23 Aug 2017

Today, in a world that’s effectively a global village, pioneering companies are sending an increasing number of travellers to conduct business in relatively unknown, emerging markets where risks to personal safety can be high. The employees of more conservative companies doing business in traditional, well-heeled, well-known markets are also increasingly susceptible to risk; as terrorist incidents in countries such as France, Belgium, England and, more recently, Spain, have indicated.

This impacts the cost of travel insurance and on-the-ground security. Incidents negatively affecting travellers also carry associated costs including flight delays/cancellations, emergency accommodation, hospital fees and the evacuation of employees from problematic areas.

Should a company’s travellers be involved in a serious health, safety or security incident, the company potentially faces several, serious consequences such as substantial legal, financial and/or reputational damage.

Therefore before sending employees to an area, official travel warnings should be considered very carefully. Travel warnings are only issued when companies should consider whether they ought to go into a country at all.  Examples of reasons for issuing a travel warning might include unstable government, civil war, ongoing intense crime or violence, or frequent terrorist activity. Travel warnings remain in place until the situation changes; some have been in effect for years.

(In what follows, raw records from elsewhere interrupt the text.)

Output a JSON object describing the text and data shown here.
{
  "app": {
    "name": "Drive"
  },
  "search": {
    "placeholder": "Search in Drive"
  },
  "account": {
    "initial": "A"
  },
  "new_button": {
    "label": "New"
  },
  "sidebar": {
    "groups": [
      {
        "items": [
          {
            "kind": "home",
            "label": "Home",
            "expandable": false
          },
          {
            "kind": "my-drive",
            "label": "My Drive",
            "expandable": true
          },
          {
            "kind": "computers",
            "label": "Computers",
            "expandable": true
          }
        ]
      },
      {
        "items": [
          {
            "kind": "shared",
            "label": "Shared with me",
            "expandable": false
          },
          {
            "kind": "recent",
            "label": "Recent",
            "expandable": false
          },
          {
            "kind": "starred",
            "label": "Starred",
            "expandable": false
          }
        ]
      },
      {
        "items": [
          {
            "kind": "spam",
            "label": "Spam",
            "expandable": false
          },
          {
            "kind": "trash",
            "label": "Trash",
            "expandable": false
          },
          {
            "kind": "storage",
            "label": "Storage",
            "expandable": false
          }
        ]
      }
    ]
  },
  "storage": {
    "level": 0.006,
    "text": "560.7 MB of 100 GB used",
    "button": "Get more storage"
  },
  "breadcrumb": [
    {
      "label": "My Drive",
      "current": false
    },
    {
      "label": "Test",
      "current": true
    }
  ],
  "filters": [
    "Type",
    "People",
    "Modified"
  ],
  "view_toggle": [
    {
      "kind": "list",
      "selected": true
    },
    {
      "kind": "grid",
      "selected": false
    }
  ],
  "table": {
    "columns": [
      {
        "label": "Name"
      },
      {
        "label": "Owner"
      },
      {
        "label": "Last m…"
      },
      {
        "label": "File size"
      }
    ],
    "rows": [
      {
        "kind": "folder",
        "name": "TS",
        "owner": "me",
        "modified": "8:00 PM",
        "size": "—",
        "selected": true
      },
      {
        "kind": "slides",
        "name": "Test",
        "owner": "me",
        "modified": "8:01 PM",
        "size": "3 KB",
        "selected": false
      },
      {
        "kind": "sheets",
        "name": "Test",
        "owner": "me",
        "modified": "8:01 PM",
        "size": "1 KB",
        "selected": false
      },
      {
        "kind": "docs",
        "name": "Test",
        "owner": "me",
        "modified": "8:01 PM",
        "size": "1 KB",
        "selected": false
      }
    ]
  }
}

An official travel alert is primarily issued for short-term events. They might include an election season that is predicted to destabilise the country, a health alert like an outbreak of Zika virus, or evidence of an elevated risk of terrorist attacks.

Travel managers are recognising that duty of care towards their travelling employees is their responsibility and are giving the safety and well-being of their travelling employees top priority, often ahead of cost-saving. They are adding travel risk management (TRM) programmes to their travel policies; TRMs that are as dynamic and adaptable as the risks themselves.

“Finger-on-the-pulse, up-to-date travel alerts are integral to the efficacy of TRM programmes,” says Wally Gaynor, Managing Director, Club Travel Corporate. ”By partnering with a reputable travel management company (TMC) that has the required expert human resources, technology and experience, the company is able to alert their travellers when and where a situation arises and how to react appropriately.  For example, the TMC can help track all affected travellers using booking data, contact information and, where approved, GPS location.”

A good TMC will have access to specialist travel security providers who push the right advice to the right travellers at the right time. The TMC’s technological acumen, especially mobile, is a highly efficient way to alert travellers, particularly because it can be used for two-way communication. In a serious incident, a mobile alert can be sent and the travellers asked to confirm they received the message and whether they need assistance.

The TMC’s technology should also provide travellers with direct access to medical and security assistance if required, live alerts and useful information regarding their destination. And if an incident arises, the TMC will book, change or cancel flights while the TMC’s travel management app enables business travellers to change or cancel meetings from their preferred devices; computers, tablets, mobile and smartphones, or even smartwatches and wearables.

“Duty of care, in which travel alerts play an integral role, is today more than a company’s moral obligation, it’s a legal requirement,”  says Gaynor.  “By adding a carefully constructed, dynamic travel risk management programme to their travel policies and partnering with the right TMC, travel managers provide the best possible risk mitigation; for their travellers and their companies.”